- Reinvigorate our economies by advancing recovery plans that build on the $12 trillion of support we have put in place during the pandemic;
- Secure our future prosperity by championing freer, fairer trade within a reformed trading system, a more resilient global economy, and a fairer global tax system that reverses the race to the bottom;
- Protect our planet by supporting a green revolution that creates jobs, cuts emissions and seeks to limit the rise in global temperatures to 1.5 degrees; and
- Harness the power of democracy, freedom, equality, the rule of law and respect for human rights to answer the biggest questions and overcome the greatest challenges.

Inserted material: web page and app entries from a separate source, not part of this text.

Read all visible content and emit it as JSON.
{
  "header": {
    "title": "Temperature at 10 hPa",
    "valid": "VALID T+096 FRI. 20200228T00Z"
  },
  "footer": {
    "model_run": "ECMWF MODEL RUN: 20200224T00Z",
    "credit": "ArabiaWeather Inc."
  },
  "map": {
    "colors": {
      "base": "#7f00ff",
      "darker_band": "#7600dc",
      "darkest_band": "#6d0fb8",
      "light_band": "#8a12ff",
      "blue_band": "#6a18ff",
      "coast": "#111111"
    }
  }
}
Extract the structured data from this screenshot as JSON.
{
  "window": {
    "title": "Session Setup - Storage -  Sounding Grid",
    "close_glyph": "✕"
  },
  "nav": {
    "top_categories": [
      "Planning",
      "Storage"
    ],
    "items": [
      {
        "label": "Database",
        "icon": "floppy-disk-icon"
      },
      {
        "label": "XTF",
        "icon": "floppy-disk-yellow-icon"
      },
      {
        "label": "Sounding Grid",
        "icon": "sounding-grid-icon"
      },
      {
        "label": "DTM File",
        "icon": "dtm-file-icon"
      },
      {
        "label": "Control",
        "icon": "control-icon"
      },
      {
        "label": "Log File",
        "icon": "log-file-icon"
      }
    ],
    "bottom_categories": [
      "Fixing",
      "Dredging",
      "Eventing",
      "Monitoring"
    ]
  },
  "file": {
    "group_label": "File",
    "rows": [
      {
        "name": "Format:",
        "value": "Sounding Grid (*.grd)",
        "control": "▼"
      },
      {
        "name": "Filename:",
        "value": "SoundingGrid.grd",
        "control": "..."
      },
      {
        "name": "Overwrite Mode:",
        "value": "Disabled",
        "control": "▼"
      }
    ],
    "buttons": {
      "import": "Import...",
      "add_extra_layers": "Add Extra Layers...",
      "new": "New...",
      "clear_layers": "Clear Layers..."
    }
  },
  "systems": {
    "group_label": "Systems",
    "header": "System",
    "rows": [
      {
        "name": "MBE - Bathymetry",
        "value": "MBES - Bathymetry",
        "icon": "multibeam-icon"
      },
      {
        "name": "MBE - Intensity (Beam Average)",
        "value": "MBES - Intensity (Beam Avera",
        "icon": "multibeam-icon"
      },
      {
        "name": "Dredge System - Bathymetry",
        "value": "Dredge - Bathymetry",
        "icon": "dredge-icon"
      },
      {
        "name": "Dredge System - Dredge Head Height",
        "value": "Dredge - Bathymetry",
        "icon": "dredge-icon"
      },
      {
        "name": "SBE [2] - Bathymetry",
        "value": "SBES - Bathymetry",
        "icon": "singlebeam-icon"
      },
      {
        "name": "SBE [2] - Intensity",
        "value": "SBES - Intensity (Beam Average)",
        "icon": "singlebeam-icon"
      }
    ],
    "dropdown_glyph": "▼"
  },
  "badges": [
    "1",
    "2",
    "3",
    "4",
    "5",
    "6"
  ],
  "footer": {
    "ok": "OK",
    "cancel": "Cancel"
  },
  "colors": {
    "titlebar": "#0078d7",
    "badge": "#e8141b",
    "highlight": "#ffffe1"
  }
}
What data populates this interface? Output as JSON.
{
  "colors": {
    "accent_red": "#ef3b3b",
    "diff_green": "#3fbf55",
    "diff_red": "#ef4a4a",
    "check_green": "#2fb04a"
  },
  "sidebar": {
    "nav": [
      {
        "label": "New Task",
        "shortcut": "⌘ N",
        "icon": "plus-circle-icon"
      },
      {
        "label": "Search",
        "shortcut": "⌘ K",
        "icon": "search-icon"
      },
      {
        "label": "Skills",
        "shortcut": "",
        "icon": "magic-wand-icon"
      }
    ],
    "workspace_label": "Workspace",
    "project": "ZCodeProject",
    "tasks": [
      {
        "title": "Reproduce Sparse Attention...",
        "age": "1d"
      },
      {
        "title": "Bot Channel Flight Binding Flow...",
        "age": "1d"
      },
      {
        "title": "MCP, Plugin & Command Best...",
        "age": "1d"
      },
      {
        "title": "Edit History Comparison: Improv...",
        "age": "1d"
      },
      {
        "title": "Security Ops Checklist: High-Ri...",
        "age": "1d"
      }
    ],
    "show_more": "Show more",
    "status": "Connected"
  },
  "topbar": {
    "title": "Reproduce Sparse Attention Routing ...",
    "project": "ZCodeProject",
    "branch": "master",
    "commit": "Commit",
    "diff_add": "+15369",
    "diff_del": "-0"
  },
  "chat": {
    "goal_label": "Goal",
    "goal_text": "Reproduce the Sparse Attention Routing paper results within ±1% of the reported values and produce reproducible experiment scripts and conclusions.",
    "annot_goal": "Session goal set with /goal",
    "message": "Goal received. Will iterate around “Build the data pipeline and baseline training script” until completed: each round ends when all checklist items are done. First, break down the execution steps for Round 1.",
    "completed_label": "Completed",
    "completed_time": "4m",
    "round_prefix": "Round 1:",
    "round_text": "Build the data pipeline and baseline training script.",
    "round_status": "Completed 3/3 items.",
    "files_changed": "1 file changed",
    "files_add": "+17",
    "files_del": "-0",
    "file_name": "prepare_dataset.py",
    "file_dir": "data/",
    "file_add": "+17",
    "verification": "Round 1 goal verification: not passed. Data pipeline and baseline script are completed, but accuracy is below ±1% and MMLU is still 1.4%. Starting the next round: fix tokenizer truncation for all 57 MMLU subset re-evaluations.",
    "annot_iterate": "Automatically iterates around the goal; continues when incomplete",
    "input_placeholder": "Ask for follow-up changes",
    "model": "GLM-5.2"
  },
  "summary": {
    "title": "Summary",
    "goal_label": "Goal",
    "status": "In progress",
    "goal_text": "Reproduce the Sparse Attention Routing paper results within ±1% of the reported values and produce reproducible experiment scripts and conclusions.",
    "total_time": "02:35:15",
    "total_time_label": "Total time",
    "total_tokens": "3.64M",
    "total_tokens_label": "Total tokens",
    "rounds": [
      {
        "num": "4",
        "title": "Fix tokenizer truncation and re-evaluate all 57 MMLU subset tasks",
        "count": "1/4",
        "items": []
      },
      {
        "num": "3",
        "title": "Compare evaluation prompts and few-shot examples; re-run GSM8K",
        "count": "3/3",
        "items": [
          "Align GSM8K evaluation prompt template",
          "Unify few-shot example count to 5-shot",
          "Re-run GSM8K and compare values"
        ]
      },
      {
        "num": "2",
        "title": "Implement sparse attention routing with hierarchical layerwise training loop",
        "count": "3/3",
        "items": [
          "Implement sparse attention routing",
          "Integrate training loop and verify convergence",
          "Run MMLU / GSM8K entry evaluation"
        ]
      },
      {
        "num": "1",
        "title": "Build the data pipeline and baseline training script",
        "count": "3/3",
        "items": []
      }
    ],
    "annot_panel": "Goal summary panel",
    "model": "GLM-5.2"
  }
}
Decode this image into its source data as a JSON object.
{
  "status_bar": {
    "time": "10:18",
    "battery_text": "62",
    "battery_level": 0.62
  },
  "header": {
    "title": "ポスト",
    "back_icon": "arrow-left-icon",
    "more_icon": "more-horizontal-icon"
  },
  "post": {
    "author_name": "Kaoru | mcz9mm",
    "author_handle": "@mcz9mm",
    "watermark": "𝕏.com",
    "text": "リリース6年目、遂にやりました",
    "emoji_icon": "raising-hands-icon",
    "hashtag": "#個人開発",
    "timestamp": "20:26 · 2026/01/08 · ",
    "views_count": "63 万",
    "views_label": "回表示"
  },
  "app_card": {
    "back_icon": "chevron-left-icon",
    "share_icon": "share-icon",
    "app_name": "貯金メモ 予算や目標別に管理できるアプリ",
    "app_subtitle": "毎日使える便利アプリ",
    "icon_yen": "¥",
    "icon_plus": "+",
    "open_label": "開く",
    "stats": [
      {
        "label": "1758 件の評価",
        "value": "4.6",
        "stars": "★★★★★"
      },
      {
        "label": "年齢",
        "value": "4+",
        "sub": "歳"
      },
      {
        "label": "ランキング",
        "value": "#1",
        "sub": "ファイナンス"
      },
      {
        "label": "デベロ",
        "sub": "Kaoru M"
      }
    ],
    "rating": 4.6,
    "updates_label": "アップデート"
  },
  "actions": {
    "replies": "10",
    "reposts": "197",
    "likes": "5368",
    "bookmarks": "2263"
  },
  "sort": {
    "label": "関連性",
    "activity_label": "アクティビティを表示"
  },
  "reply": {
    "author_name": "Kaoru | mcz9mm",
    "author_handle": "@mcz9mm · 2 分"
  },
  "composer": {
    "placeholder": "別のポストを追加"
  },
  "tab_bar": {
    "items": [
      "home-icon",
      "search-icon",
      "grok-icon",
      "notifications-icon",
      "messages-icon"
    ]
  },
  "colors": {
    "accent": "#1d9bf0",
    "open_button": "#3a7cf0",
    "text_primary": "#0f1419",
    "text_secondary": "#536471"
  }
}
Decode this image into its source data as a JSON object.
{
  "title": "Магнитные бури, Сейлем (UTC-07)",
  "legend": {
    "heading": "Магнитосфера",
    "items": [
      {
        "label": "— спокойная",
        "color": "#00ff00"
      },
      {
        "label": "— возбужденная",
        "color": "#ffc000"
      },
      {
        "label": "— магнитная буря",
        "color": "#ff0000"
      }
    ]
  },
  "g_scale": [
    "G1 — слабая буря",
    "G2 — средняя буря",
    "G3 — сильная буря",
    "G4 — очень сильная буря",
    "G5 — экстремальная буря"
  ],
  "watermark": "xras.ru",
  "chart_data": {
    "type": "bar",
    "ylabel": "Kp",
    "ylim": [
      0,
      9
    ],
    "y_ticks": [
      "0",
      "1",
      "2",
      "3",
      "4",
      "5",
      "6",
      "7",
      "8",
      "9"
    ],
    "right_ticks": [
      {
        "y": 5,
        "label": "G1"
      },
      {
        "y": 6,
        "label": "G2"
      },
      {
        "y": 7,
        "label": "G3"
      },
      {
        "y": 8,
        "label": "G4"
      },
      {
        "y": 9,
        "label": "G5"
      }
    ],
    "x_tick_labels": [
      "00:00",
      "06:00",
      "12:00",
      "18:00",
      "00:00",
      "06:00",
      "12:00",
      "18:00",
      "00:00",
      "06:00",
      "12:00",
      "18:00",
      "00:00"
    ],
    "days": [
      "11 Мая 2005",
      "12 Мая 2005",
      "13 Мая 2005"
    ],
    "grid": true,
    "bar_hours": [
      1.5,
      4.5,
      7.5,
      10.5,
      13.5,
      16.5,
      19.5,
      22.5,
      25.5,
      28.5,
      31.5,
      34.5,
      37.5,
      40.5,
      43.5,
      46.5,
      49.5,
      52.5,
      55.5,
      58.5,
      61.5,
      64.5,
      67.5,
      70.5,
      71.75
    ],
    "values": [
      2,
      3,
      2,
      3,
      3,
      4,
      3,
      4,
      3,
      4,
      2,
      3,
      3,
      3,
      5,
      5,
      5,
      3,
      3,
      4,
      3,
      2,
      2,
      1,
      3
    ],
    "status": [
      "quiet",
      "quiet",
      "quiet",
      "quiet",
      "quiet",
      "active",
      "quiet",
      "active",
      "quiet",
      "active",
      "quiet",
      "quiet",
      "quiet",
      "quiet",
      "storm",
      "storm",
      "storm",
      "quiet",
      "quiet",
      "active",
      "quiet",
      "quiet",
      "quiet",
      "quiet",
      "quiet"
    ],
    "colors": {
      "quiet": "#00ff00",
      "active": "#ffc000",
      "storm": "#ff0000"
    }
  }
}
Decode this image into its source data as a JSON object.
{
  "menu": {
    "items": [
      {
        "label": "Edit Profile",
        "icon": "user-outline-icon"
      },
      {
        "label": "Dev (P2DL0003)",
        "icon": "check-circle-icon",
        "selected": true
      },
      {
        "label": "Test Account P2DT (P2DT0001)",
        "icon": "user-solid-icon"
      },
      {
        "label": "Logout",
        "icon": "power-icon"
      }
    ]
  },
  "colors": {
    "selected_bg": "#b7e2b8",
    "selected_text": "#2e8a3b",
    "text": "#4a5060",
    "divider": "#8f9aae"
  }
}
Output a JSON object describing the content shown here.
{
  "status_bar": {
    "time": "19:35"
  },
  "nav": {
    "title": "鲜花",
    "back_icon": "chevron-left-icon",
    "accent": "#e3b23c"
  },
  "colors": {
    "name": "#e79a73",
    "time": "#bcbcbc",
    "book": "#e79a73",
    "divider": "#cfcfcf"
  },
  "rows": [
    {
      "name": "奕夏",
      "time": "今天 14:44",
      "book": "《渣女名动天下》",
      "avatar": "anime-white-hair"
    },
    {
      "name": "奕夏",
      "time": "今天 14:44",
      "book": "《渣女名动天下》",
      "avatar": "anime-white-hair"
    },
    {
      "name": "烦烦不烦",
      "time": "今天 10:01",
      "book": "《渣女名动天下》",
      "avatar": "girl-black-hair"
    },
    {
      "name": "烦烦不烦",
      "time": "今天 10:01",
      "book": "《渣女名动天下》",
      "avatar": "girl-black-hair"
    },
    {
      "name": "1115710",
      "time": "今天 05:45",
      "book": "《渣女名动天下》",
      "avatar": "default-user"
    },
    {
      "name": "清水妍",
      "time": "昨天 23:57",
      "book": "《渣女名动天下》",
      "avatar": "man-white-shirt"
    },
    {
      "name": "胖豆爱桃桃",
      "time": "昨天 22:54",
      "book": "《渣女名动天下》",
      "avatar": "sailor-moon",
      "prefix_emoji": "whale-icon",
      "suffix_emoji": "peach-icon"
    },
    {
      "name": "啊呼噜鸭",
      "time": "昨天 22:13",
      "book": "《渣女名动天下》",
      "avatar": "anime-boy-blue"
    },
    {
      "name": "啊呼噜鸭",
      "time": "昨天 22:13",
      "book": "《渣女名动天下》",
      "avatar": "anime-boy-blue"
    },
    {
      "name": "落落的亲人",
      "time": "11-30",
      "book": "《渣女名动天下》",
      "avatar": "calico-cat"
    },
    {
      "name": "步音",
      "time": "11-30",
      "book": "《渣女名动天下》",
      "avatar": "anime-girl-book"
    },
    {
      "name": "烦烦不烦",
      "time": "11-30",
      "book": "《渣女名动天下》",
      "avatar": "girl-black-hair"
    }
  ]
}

The message was distilled into a shared “Build Back Better World (B3W) Partnership” as a counterweight alternative to China’s Belt and Road Initiative (BRI). So as Congress continues its non-linear legislative process that demands compromise, the larger geopolitical context should be a patriotic unifying factor to help forge final AJP legislation.
In conclusion, while the hurdles of vigorous, tense, political and policy negotiations and detailed bill drafting still remain, there is reason to be confident that over the next three months this Congress will pass, and President Biden will sign, a version of the AJP that will materially alter the size and impact of the federal government on the American economy and society. This legislation will set the stage for years of further regulatory proceedings, negotiated transactions, and a variety of litigation involving major stakeholders seeking to leverage the AJP’s legislative outcome. This is how democracy works. Just as Amanda Gorman so eloquently pronounced about America in her Inaugural poem, “The Hill we Climb”, likewise the AJP is “not broken, but simply unfinished.” There is much more to come.